Industrial leaders in the UK including the Confederation of British Industry, British Airways, Virgin Atlantic and airport operator BAA have today (22 November) collectively voiced strong support for a third runway at London Heathrow after the Government initiated a public consultation on the issue.
BAA chief executive Stephen Nelson says the plans his company are putting forward for consultation are much the same as they were two years ago: they include a 2,200m runway on Heathrow’s northern side, located parallel to the two existing runways, expanding the airport boundary considerably, and the addition of a new terminal in the airport’s north side.
The future of London's Heathrow
If the industry was to receive everything it is proposing, with no restrictions, Heathrow’s capacity would be expanded from the present Government-capped 480,000 air transport movements per year to 702,000.
Heathrow’s current runways are operating at 99% of capacity, according to British Airways chief Willie Walsh, who spoke during a joint briefing at the London stock exchange today.
This leads to flight cancellations whenever strong winds or poor visibility affect the airport, and is already driving business away from UK, he says.
The fact that the new runway, if approved, would not be operating until 2020 means the decision will come far later than it should have done, says CBI director general Richard Lambert.

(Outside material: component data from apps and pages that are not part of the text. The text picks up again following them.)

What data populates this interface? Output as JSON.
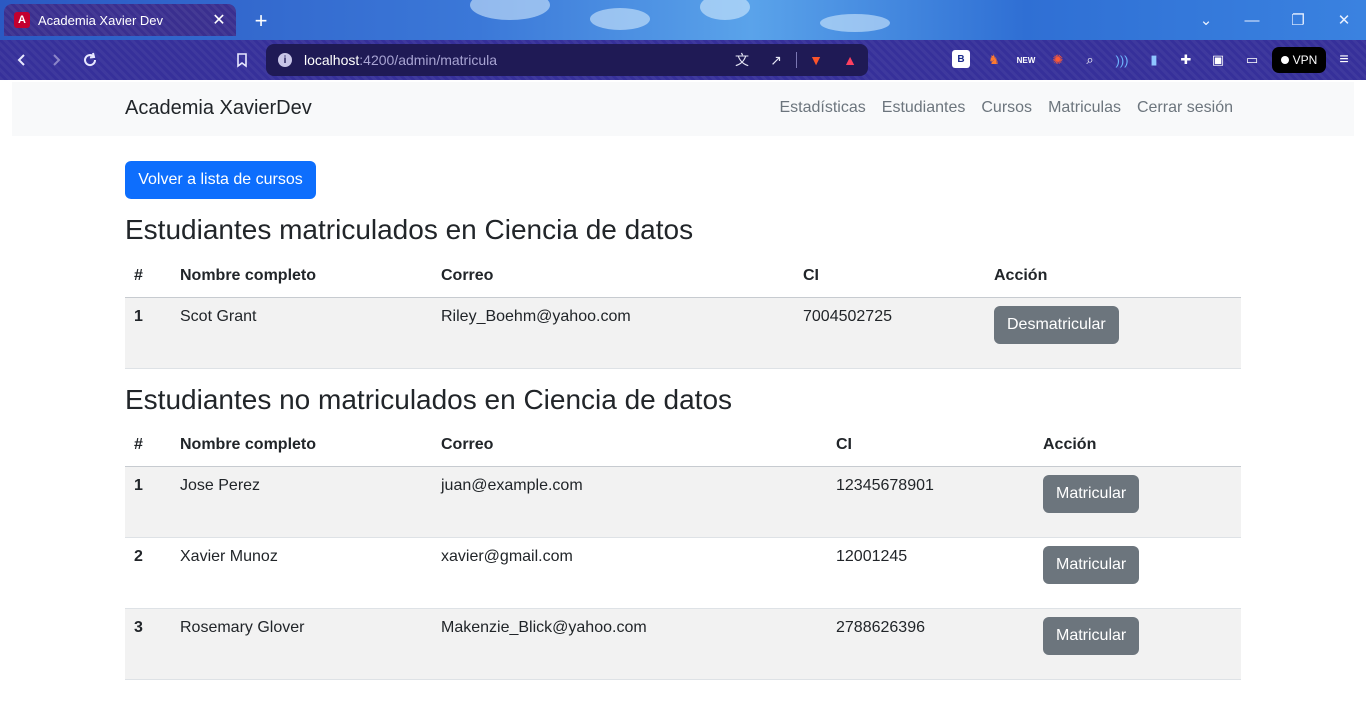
{
  "browser": {
    "tab_title": "Academia Xavier Dev",
    "tab_favicon_text": "A",
    "url_host": "localhost",
    "url_path": ":4200/admin/matricula",
    "extensions": [
      "B",
      "NEW"
    ],
    "vpn_label": "VPN"
  },
  "navbar": {
    "brand": "Academia XavierDev",
    "links": [
      "Estadísticas",
      "Estudiantes",
      "Cursos",
      "Matriculas",
      "Cerrar sesión"
    ]
  },
  "back_button": "Volver a lista de cursos",
  "enrolled": {
    "title": "Estudiantes matriculados en Ciencia de datos",
    "columns": [
      "#",
      "Nombre completo",
      "Correo",
      "CI",
      "Acción"
    ],
    "rows": [
      {
        "num": "1",
        "name": "Scot Grant",
        "email": "Riley_Boehm@yahoo.com",
        "ci": "7004502725",
        "action": "Desmatricular"
      }
    ]
  },
  "not_enrolled": {
    "title": "Estudiantes no matriculados en Ciencia de datos",
    "columns": [
      "#",
      "Nombre completo",
      "Correo",
      "CI",
      "Acción"
    ],
    "rows": [
      {
        "num": "1",
        "name": "Jose Perez",
        "email": "juan@example.com",
        "ci": "12345678901",
        "action": "Matricular"
      },
      {
        "num": "2",
        "name": "Xavier Munoz",
        "email": "xavier@gmail.com",
        "ci": "12001245",
        "action": "Matricular"
      },
      {
        "num": "3",
        "name": "Rosemary Glover",
        "email": "Makenzie_Blick@yahoo.com",
        "ci": "2788626396",
        "action": "Matricular"
      }
    ]
  },
  "colors": {
    "primary": "#0d6efd",
    "secondary": "#6c757d",
    "navbar_bg": "#f8f9fa",
    "stripe": "#f2f2f2"
  }
}
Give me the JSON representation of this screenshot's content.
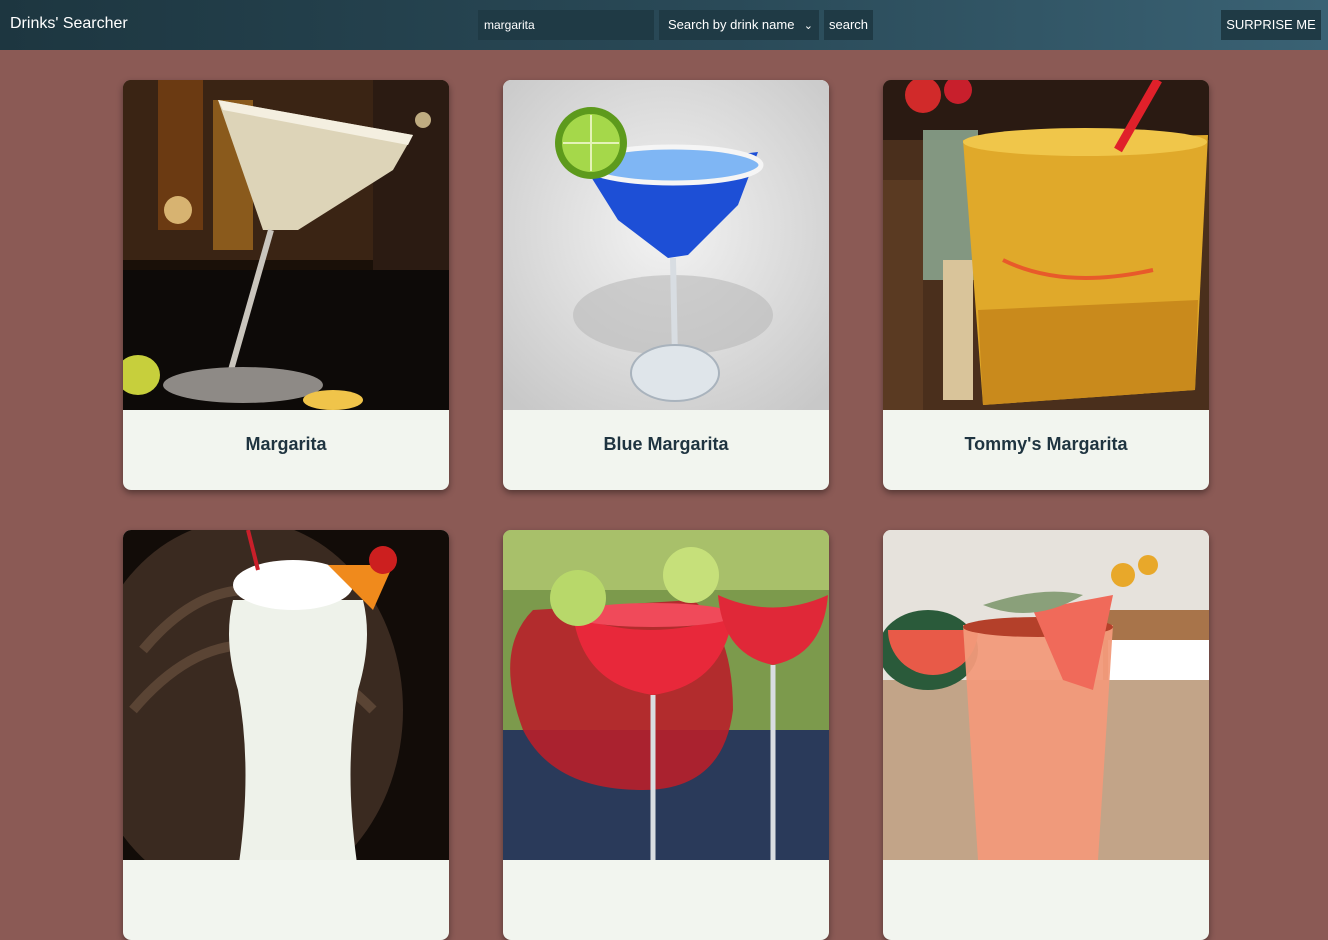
{
  "header": {
    "brand": "Drinks' Searcher",
    "search_value": "margarita",
    "search_mode": "Search by drink name",
    "search_button": "search",
    "surprise_button": "SURPRISE ME"
  },
  "drinks": [
    {
      "name": "Margarita"
    },
    {
      "name": "Blue Margarita"
    },
    {
      "name": "Tommy's Margarita"
    },
    {
      "name": ""
    },
    {
      "name": ""
    },
    {
      "name": ""
    }
  ],
  "colors": {
    "background": "#8b5a55",
    "card": "#f2f5ef",
    "title_text": "#1f3440"
  }
}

But he insists that hope of future improvement in Heathrow’s operational efficiency will encourage global businesses to keep their major operations in London and the UK southeast.
Southeastern UK needs two more runways, according to a Government study into UK aviation infrastructure begun in 2000, one at Heathrow and the other at London Stansted.
A close-up of the new terminal and runway
Virgin Atlantic chief executive Steve Ridgway said during today’s briefing that capping Heathrow “isn’t green”. He says: “It just shifts business to our competitors.”
Paris Charles de Gaulle and Amsterdam Schiphol already have more runways than Heathrow despite handling fewer passengers, and these cities stand to gain from continued Heathrow restrictions.
BAA hopes to gain approval for mixed-mode operation – enabling departures and arrivals to be performed on the same runway – which could potentially allow Heathrow to perform 540,000 annual air traffic movements.
Chief executive Nelson says he does not see that maximum being achieved before 2015, but permission to operate mixed-mode, even without a lifting of the movement cap, would give the airport “resilience” and provide a capacity margin.